→ **ASSIGNMENT**: Whatever appears in the records should be given again exactly, down to the last mark.

→ **DATA EXTRACT**:
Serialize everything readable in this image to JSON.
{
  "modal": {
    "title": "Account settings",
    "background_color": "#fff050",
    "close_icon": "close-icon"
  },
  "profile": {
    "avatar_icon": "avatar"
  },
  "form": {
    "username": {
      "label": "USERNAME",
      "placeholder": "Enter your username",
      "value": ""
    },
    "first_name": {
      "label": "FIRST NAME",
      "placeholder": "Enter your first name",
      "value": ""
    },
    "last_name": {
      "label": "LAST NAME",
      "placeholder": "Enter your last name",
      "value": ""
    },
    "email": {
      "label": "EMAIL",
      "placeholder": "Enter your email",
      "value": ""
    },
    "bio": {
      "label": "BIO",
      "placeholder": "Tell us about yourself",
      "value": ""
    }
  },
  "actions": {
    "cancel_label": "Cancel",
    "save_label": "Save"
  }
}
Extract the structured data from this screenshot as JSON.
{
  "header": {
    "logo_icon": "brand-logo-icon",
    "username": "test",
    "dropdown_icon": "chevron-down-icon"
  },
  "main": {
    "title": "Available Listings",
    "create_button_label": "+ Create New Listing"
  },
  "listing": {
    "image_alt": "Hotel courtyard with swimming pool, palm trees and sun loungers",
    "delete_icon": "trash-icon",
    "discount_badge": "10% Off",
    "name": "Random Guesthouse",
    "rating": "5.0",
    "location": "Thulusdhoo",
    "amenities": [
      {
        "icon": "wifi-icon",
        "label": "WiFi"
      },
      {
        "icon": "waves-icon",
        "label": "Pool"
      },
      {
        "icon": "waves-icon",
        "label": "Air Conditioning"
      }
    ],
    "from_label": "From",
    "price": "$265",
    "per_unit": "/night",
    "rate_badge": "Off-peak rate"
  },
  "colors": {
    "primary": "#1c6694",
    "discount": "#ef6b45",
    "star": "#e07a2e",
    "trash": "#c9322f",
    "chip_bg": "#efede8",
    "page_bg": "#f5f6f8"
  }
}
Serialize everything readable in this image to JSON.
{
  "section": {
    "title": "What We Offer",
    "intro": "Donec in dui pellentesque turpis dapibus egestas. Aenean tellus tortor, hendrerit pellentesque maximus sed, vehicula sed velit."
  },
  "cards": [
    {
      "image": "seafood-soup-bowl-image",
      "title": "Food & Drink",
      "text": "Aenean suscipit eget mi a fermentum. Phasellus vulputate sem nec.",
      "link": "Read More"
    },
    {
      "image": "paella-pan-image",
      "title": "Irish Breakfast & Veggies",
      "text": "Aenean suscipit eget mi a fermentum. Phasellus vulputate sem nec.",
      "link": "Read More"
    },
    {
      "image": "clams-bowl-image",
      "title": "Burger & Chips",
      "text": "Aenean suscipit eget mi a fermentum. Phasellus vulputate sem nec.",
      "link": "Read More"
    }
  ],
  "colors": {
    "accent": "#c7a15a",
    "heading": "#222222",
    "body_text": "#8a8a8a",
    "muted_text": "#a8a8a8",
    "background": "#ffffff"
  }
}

→ **TASK OUTPUT**:
Serialize everything readable in this image to JSON.
{
  "modal": {
    "title": "Account settings",
    "background_color": "#fff050",
    "close_icon": "close-icon"
  },
  "profile": {
    "avatar_icon": "avatar"
  },
  "form": {
    "username": {
      "label": "USERNAME",
      "placeholder": "Enter your username",
      "value": ""
    },
    "first_name": {
      "label": "FIRST NAME",
      "placeholder": "Enter your first name",
      "value": ""
    },
    "last_name": {
      "label": "LAST NAME",
      "placeholder": "Enter your last name",
      "value": ""
    },
    "email": {
      "label": "EMAIL",
      "placeholder": "Enter your email",
      "value": ""
    },
    "bio": {
      "label": "BIO",
      "placeholder": "Tell us about yourself",
      "value": ""
    }
  },
  "actions": {
    "cancel_label": "Cancel",
    "save_label": "Save"
  }
}
Extract the structured data from this screenshot as JSON.
{
  "header": {
    "logo_icon": "brand-logo-icon",
    "username": "test",
    "dropdown_icon": "chevron-down-icon"
  },
  "main": {
    "title": "Available Listings",
    "create_button_label": "+ Create New Listing"
  },
  "listing": {
    "image_alt": "Hotel courtyard with swimming pool, palm trees and sun loungers",
    "delete_icon": "trash-icon",
    "discount_badge": "10% Off",
    "name": "Random Guesthouse",
    "rating": "5.0",
    "location": "Thulusdhoo",
    "amenities": [
      {
        "icon": "wifi-icon",
        "label": "WiFi"
      },
      {
        "icon": "waves-icon",
        "label": "Pool"
      },
      {
        "icon": "waves-icon",
        "label": "Air Conditioning"
      }
    ],
    "from_label": "From",
    "price": "$265",
    "per_unit": "/night",
    "rate_badge": "Off-peak rate"
  },
  "colors": {
    "primary": "#1c6694",
    "discount": "#ef6b45",
    "star": "#e07a2e",
    "trash": "#c9322f",
    "chip_bg": "#efede8",
    "page_bg": "#f5f6f8"
  }
}
Serialize everything readable in this image to JSON.
{
  "section": {
    "title": "What We Offer",
    "intro": "Donec in dui pellentesque turpis dapibus egestas. Aenean tellus tortor, hendrerit pellentesque maximus sed, vehicula sed velit."
  },
  "cards": [
    {
      "image": "seafood-soup-bowl-image",
      "title": "Food & Drink",
      "text": "Aenean suscipit eget mi a fermentum. Phasellus vulputate sem nec.",
      "link": "Read More"
    },
    {
      "image": "paella-pan-image",
      "title": "Irish Breakfast & Veggies",
      "text": "Aenean suscipit eget mi a fermentum. Phasellus vulputate sem nec.",
      "link": "Read More"
    },
    {
      "image": "clams-bowl-image",
      "title": "Burger & Chips",
      "text": "Aenean suscipit eget mi a fermentum. Phasellus vulputate sem nec.",
      "link": "Read More"
    }
  ],
  "colors": {
    "accent": "#c7a15a",
    "heading": "#222222",
    "body_text": "#8a8a8a",
    "muted_text": "#a8a8a8",
    "background": "#ffffff"
  }
}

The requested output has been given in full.